◆ Work to complete
Read through the listing below, and copy every line where the string "Мини" appears.

◆ Task inputs
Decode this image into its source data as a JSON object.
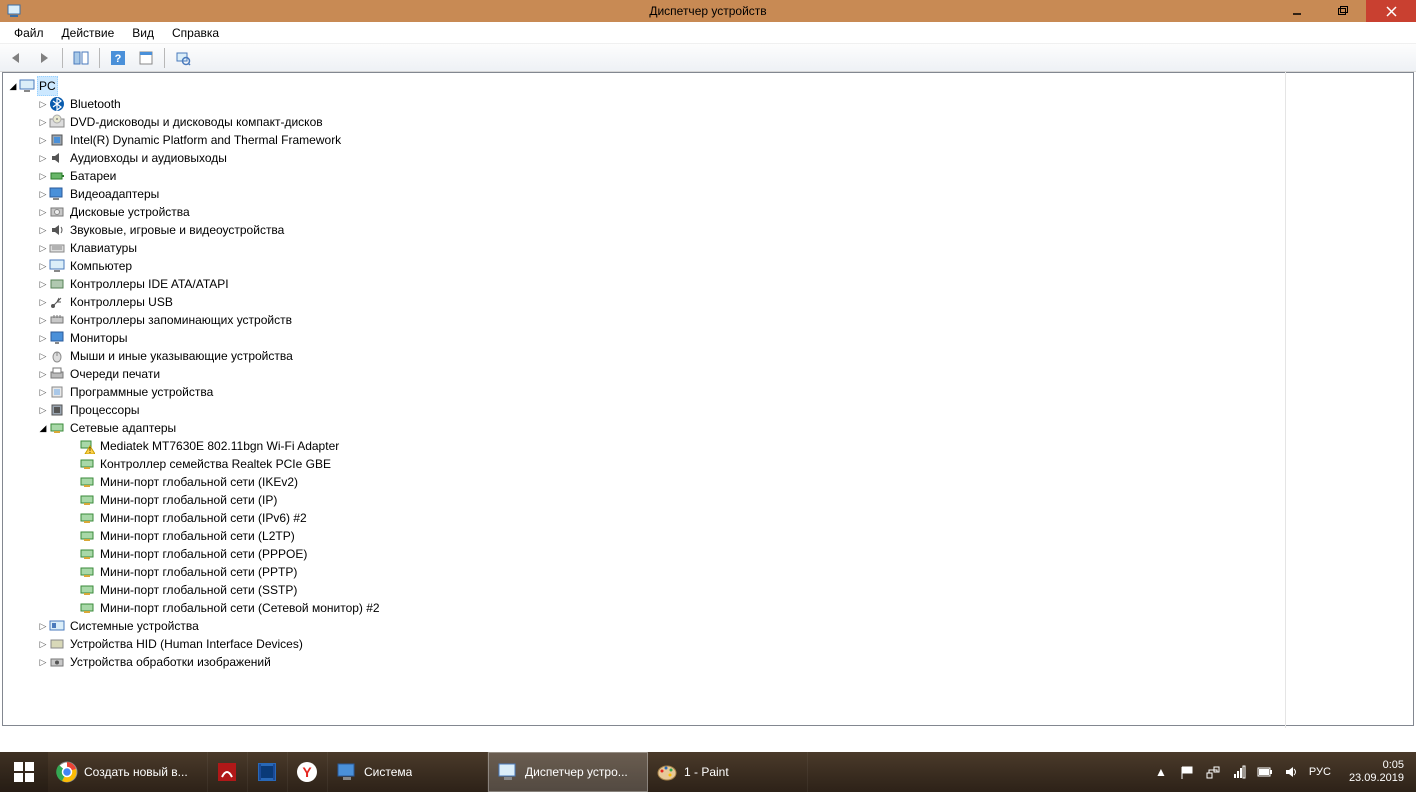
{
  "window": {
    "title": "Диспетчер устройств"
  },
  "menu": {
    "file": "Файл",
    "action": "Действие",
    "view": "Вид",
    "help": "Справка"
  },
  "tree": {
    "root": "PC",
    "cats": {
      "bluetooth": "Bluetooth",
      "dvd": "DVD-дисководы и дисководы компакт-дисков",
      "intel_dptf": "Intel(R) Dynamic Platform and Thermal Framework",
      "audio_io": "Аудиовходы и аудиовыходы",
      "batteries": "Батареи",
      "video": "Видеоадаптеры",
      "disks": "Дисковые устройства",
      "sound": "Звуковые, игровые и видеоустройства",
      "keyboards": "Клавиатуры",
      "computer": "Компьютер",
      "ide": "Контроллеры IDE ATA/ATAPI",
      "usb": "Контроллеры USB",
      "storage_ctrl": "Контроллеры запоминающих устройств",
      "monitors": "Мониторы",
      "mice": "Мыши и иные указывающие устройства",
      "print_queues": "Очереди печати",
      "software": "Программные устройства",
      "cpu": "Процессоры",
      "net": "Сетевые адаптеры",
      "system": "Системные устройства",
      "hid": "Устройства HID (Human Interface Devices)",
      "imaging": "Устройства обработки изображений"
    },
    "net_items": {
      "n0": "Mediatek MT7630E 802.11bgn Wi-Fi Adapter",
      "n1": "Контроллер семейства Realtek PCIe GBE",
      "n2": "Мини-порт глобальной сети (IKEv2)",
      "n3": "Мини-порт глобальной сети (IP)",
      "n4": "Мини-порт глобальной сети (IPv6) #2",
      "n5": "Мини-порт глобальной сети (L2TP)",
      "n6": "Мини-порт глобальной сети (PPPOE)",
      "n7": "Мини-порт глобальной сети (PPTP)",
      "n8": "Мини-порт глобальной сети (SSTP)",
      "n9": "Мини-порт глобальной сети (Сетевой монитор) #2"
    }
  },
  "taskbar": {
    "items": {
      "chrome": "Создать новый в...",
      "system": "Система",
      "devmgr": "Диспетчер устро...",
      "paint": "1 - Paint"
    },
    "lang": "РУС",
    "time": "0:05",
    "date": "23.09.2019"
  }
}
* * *
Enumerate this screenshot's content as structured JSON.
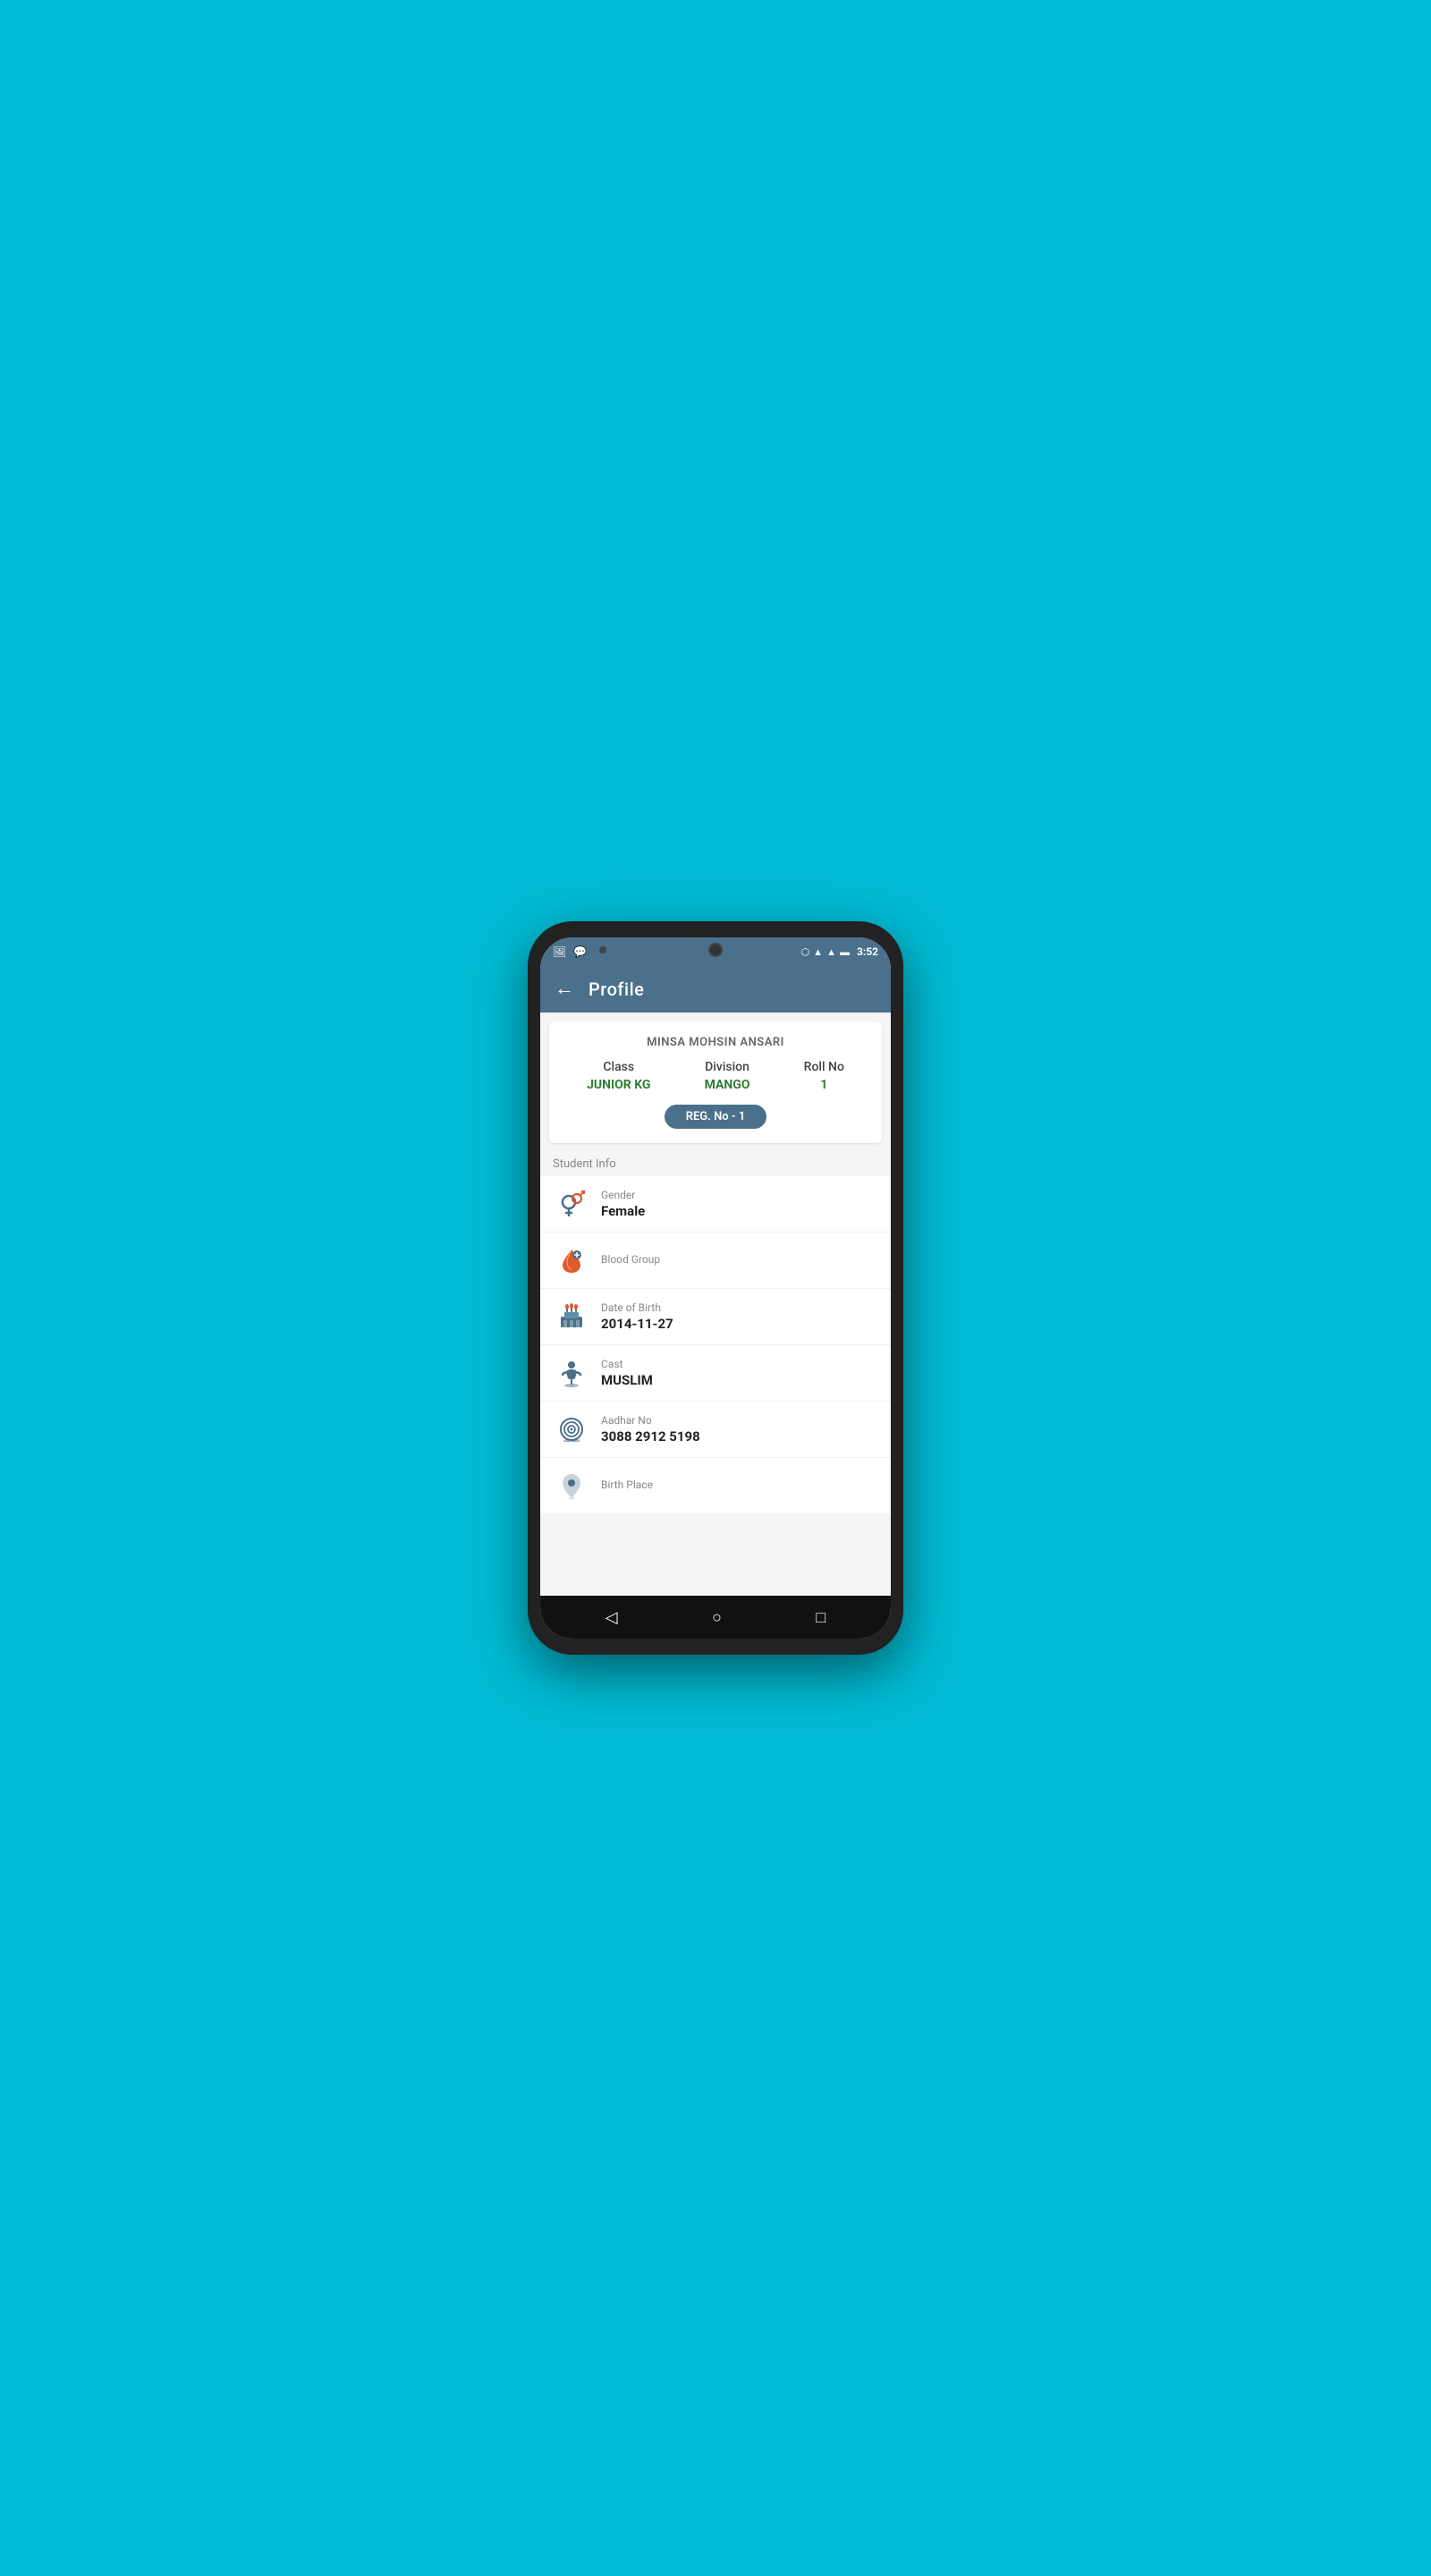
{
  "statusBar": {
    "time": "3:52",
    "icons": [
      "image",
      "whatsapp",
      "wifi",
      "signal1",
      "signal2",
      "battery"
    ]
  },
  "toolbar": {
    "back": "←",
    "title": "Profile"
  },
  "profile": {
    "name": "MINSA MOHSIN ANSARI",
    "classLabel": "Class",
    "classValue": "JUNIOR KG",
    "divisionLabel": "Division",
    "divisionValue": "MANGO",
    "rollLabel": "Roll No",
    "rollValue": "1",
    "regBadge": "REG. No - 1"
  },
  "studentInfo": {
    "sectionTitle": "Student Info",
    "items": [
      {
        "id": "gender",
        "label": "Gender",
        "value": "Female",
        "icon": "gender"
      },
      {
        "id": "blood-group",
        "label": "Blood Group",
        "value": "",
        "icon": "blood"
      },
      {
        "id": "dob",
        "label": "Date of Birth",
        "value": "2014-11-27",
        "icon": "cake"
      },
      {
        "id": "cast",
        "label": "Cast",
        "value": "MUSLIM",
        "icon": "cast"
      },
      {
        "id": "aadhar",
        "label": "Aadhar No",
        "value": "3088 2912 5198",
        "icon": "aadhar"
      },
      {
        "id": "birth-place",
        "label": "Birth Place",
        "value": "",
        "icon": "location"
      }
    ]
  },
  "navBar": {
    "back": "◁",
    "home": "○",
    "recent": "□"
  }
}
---
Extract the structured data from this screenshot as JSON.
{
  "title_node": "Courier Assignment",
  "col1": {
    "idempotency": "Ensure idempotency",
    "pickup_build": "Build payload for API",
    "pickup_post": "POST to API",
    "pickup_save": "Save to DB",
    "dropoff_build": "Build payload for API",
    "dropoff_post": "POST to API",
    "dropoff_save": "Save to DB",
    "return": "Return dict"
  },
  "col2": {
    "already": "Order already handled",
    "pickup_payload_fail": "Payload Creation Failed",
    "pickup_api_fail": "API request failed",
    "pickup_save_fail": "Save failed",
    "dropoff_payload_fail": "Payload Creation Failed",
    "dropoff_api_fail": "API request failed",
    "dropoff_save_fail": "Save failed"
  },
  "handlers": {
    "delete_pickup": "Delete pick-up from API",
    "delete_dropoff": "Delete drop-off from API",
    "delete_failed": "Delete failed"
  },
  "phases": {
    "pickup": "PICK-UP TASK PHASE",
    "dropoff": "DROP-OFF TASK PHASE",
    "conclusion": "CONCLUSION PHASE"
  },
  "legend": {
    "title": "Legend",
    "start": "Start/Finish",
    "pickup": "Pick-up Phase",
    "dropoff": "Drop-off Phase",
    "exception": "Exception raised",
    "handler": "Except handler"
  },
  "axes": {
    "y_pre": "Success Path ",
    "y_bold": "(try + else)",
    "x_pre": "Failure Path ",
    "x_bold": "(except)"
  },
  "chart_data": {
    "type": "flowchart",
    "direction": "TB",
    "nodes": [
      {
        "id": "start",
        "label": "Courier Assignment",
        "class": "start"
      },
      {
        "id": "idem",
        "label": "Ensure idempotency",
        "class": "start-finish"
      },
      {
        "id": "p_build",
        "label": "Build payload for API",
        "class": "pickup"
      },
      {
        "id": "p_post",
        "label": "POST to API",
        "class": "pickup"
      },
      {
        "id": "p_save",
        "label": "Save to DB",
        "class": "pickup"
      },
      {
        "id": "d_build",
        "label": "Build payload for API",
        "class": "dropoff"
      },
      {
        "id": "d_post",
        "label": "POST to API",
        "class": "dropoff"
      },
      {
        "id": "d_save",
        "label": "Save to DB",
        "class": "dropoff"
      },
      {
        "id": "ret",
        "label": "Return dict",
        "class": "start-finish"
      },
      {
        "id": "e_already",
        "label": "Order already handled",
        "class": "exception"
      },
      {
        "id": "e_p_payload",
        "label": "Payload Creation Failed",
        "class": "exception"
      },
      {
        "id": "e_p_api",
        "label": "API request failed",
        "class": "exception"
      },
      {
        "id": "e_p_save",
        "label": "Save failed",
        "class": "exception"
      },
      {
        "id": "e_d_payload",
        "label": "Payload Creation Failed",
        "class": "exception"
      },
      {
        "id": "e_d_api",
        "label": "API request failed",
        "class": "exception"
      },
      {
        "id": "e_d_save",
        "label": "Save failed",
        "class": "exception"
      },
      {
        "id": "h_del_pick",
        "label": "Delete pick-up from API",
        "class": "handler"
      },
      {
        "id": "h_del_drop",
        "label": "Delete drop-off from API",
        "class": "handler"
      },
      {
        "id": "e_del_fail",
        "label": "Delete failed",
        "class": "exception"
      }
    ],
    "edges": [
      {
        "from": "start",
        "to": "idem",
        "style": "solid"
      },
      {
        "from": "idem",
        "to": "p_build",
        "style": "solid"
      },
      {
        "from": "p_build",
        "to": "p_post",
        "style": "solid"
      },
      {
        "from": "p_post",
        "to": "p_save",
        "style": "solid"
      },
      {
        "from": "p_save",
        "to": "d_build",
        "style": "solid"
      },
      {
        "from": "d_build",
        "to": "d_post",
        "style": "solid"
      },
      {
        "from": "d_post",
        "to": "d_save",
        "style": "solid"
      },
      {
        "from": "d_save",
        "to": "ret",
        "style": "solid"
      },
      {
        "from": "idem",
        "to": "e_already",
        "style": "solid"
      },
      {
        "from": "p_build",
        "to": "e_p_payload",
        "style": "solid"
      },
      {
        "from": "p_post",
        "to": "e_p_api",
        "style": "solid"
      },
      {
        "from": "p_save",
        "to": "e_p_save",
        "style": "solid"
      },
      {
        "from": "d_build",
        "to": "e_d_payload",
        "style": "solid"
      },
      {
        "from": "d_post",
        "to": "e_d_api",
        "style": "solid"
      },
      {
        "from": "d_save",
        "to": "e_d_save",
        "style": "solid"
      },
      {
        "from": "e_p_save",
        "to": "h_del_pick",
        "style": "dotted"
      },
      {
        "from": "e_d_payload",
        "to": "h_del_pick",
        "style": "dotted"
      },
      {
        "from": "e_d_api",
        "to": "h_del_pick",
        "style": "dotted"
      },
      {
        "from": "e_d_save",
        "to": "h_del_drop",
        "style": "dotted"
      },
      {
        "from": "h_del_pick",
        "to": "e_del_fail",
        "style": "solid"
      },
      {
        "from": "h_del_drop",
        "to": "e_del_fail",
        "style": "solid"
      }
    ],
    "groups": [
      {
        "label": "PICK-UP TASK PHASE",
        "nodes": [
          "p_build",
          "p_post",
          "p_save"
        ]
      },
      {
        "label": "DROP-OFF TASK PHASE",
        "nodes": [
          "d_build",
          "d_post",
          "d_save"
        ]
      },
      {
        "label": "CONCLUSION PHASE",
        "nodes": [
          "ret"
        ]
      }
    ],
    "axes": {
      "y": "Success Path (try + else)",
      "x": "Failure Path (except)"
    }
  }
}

◆ Reply to the task
      "n2": "Мини-порт глобальной сети (IKEv2)",
      "n3": "Мини-порт глобальной сети (IP)",
      "n4": "Мини-порт глобальной сети (IPv6) #2",
      "n5": "Мини-порт глобальной сети (L2TP)",
      "n6": "Мини-порт глобальной сети (PPPOE)",
      "n7": "Мини-порт глобальной сети (PPTP)",
      "n8": "Мини-порт глобальной сети (SSTP)",
      "n9": "Мини-порт глобальной сети (Сетевой монитор) #2"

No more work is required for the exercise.